Growing in prayer is one of the most significant things that defines our past ten years of life and ministry. Our experiences in prayer have changed us and marked us in ways that will impact us for the rest of our lives. We want to teach and train our children how to live a life of prayer, where the default in every situation and circumstance is to draw near to God and listen and watch for his words of comfort, discipline and guidance.
Our priority on prayer is guided by clear biblical principles. We emphasize the fact that God hears our prayers and that we can hear from him. We read in 2 Chronicles 20:12, “We do not know what to do, but our eyes are on You.” In listening to the Holy Spirit we are connecting with the one who is always faithful and good, full of grace and truth.
But principles are not enough; we need to practice. We realize that obedience is required. The obedience of praying: listening, asking and believing for the things God shows us. And the obedience of action: doing what God tells us to do.
Steve Horst leads his children in expressive prayer practices that he and his wife Bethany have used to develop the family’s prayer life. Courtesy photos
We are spurred on as we hear the stories of others who have lived lives of prayer and as we hear testimonies of God’s answers to prayers for physical and emotional healing, financial provision, relational reconciliation and guidance from the Holy Spirit. Here are a few family-friendly prayer ideas that we have used to develop our family prayer life:
Pray using a map
Wall or floor maps are great, the bigger the better! Prayers can be written on sticky notes and placed on or around the map. Alternately, toys or objects (readily available in a basket) can also be placed on the map as prompts for prayer.
Use a poster board and allow every child to add their picture/prayer. Pictures make it easy to go back and review things for which you have been praying.
Use starter prayers
Have some kind of short phrase that is the beginning of a prayer, i.e. “Lord, I bless ___ with …” Let the kids fill in the rest.
Set times to only praise/bless
Such specific parameters can help children to understand that prayer is more than asking. Blessing prayers also underscore the issue of our authority in Jesus as we pray.
Gather and distribute prayer requests
Choose a means of gathering requests. Write them out, mix them up and pass them out. Every individual or cluster then prays for the request they have received. Additionally, if prayers pertained to a particular person, short follow up notes of encouragement can be sent.
Research and pray
Have children do some research on a specific social reality or people, and pray out of what has been learned.
Make it an everyone plays ball game
Identify a prayer topic. Allow one person holding a ball to pray and then toss the ball to the next person, etc. This is a great way to get the introverts speaking out loud!
Act out prayers
Physical acts can help us to focus, and can bring a prophetic dimension to our praying. Examples: pour out perfume or water, construct or break things (with Legos), do actions with your body, walk to certain places…
Sing and dance
Prayer and physical expressions of worship are intimately linked. Emphasize freedom of voice and movement.

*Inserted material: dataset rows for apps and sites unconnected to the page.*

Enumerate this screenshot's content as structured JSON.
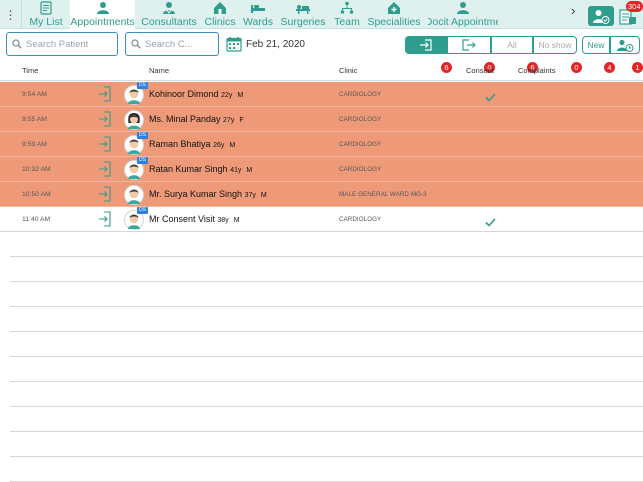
{
  "nav": {
    "tabs": [
      {
        "label": "My List",
        "icon": "my-list-icon"
      },
      {
        "label": "Appointments",
        "icon": "appointments-icon",
        "active": true
      },
      {
        "label": "Consultants",
        "icon": "consultants-icon"
      },
      {
        "label": "Clinics",
        "icon": "clinics-icon"
      },
      {
        "label": "Wards",
        "icon": "wards-icon"
      },
      {
        "label": "Surgeries",
        "icon": "surgeries-icon"
      },
      {
        "label": "Team",
        "icon": "team-icon"
      },
      {
        "label": "Specialities",
        "icon": "specialities-icon"
      },
      {
        "label": "Docit Appointme",
        "icon": "docit-appointments-icon"
      }
    ],
    "docs_badge": "304"
  },
  "toolbar": {
    "search_patient_placeholder": "Search Patient",
    "search_clinic_placeholder": "Search C...",
    "date": "Feb 21, 2020",
    "filters": [
      {
        "label": "",
        "icon": "check-in-icon",
        "badge": "6",
        "active": true
      },
      {
        "label": "",
        "icon": "check-out-icon",
        "badge": "0"
      },
      {
        "label": "All",
        "badge": "6"
      },
      {
        "label": "No show",
        "badge": "0"
      },
      {
        "label": "New",
        "badge": "4"
      },
      {
        "label": "",
        "icon": "patient-history-icon",
        "badge": "1"
      }
    ]
  },
  "table": {
    "headers": {
      "time": "Time",
      "name": "Name",
      "clinic": "Clinic",
      "consent": "Consent",
      "complaints": "Complaints"
    },
    "rows": [
      {
        "time": "9:54 AM",
        "name": "Kohinoor Dimond",
        "age": "22y",
        "sex": "M",
        "clinic": "CARDIOLOGY",
        "consent": true,
        "highlight": true,
        "ds": true,
        "avatar": "male"
      },
      {
        "time": "9:55 AM",
        "name": "Ms. Minal Panday",
        "age": "27y",
        "sex": "F",
        "clinic": "CARDIOLOGY",
        "consent": false,
        "highlight": true,
        "ds": false,
        "avatar": "female"
      },
      {
        "time": "9:59 AM",
        "name": "Raman Bhatiya",
        "age": "26y",
        "sex": "M",
        "clinic": "CARDIOLOGY",
        "consent": false,
        "highlight": true,
        "ds": true,
        "avatar": "male"
      },
      {
        "time": "10:32 AM",
        "name": "Ratan Kumar Singh",
        "age": "41y",
        "sex": "M",
        "clinic": "CARDIOLOGY",
        "consent": false,
        "highlight": true,
        "ds": true,
        "avatar": "male"
      },
      {
        "time": "10:50 AM",
        "name": "Mr. Surya Kumar Singh",
        "age": "37y",
        "sex": "M",
        "clinic": "MALE GENERAL WARD MG-3",
        "consent": false,
        "highlight": true,
        "ds": false,
        "avatar": "male"
      },
      {
        "time": "11:40 AM",
        "name": "Mr Consent Visit",
        "age": "38y",
        "sex": "M",
        "clinic": "CARDIOLOGY",
        "consent": true,
        "highlight": false,
        "ds": true,
        "avatar": "male"
      }
    ],
    "ds_label": "DS"
  },
  "colors": {
    "accent": "#2f9d8e",
    "highlight_row": "#ee9a78",
    "badge": "#e52525",
    "search_border": "#3d8fc4"
  }
}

Adapted from: Children Can You Hear Me: How to Hear and See God by Brad Jersak and Eyes that See and Ears that Hear by Jennifer Toledo
Having completed ten years of service in South Asia, in partnership with EMM, Michael and Ruthy and their family are discerning future ministry.